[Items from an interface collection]
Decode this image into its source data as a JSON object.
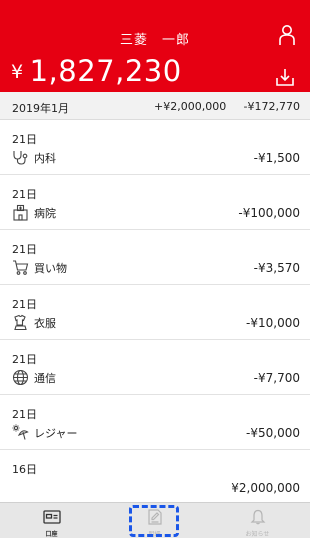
{
  "header": {
    "user_name": "三菱　一郎",
    "currency_symbol": "¥",
    "balance": "1,827,230",
    "accent_color": "#e60012"
  },
  "month_summary": {
    "label": "2019年1月",
    "income": "+¥2,000,000",
    "expense": "-¥172,770"
  },
  "transactions": [
    {
      "date": "21日",
      "icon": "stethoscope-icon",
      "category": "内科",
      "amount": "-¥1,500"
    },
    {
      "date": "21日",
      "icon": "hospital-icon",
      "category": "病院",
      "amount": "-¥100,000"
    },
    {
      "date": "21日",
      "icon": "shopping-cart-icon",
      "category": "買い物",
      "amount": "-¥3,570"
    },
    {
      "date": "21日",
      "icon": "clothing-icon",
      "category": "衣服",
      "amount": "-¥10,000"
    },
    {
      "date": "21日",
      "icon": "globe-icon",
      "category": "通信",
      "amount": "-¥7,700"
    },
    {
      "date": "21日",
      "icon": "leisure-icon",
      "category": "レジャー",
      "amount": "-¥50,000"
    },
    {
      "date": "16日",
      "icon": "",
      "category": "",
      "amount": "¥2,000,000"
    }
  ],
  "tabbar": {
    "tabs": [
      {
        "label": "口座",
        "icon": "card-icon",
        "active": true
      },
      {
        "label": "明細",
        "icon": "document-edit-icon",
        "active": false
      },
      {
        "label": "お知らせ",
        "icon": "bell-icon",
        "active": false
      }
    ]
  }
}
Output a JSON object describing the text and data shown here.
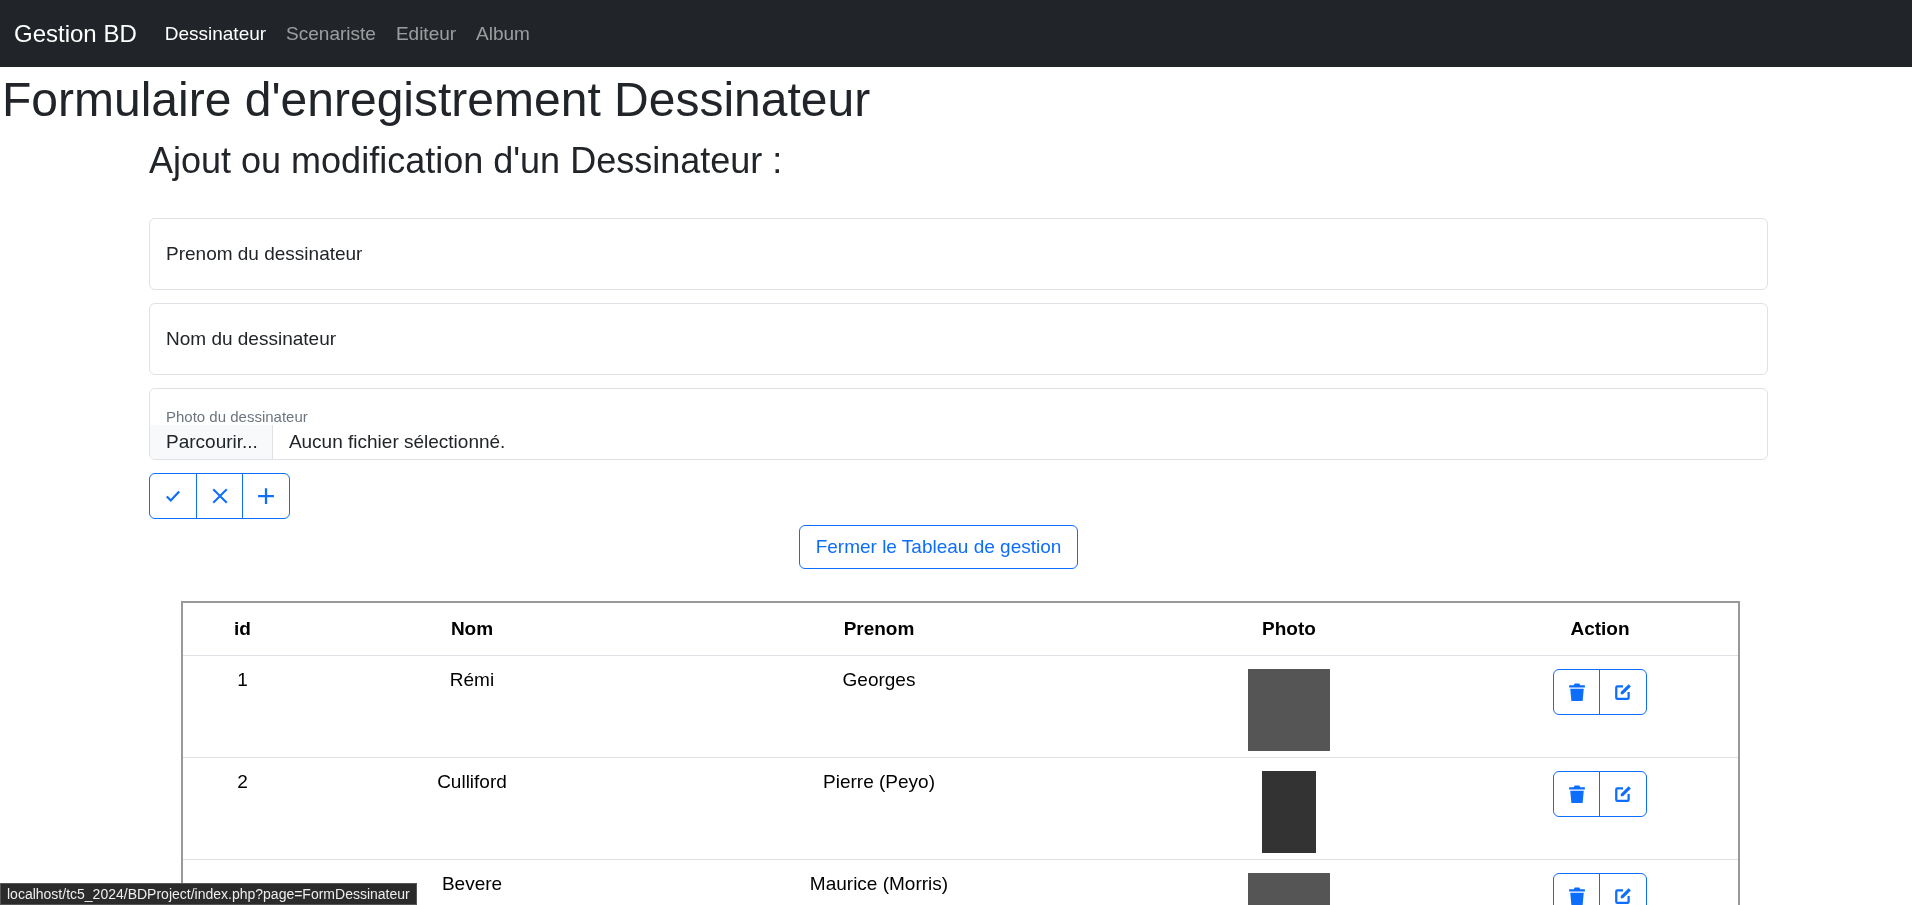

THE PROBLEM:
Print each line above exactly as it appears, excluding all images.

OUTPUT BELOW:
Decode this image into its source data as a JSON object.
{
  "header": {
    "user_name": "三菱　一郎",
    "currency_symbol": "¥",
    "balance": "1,827,230",
    "accent_color": "#e60012"
  },
  "month_summary": {
    "label": "2019年1月",
    "income": "+¥2,000,000",
    "expense": "-¥172,770"
  },
  "transactions": [
    {
      "date": "21日",
      "icon": "stethoscope-icon",
      "category": "内科",
      "amount": "-¥1,500"
    },
    {
      "date": "21日",
      "icon": "hospital-icon",
      "category": "病院",
      "amount": "-¥100,000"
    },
    {
      "date": "21日",
      "icon": "shopping-cart-icon",
      "category": "買い物",
      "amount": "-¥3,570"
    },
    {
      "date": "21日",
      "icon": "clothing-icon",
      "category": "衣服",
      "amount": "-¥10,000"
    },
    {
      "date": "21日",
      "icon": "globe-icon",
      "category": "通信",
      "amount": "-¥7,700"
    },
    {
      "date": "21日",
      "icon": "leisure-icon",
      "category": "レジャー",
      "amount": "-¥50,000"
    },
    {
      "date": "16日",
      "icon": "",
      "category": "",
      "amount": "¥2,000,000"
    }
  ],
  "tabbar": {
    "tabs": [
      {
        "label": "口座",
        "icon": "card-icon",
        "active": true
      },
      {
        "label": "明細",
        "icon": "document-edit-icon",
        "active": false
      },
      {
        "label": "お知らせ",
        "icon": "bell-icon",
        "active": false
      }
    ]
  }
}
Output a JSON object describing the text and data shown here.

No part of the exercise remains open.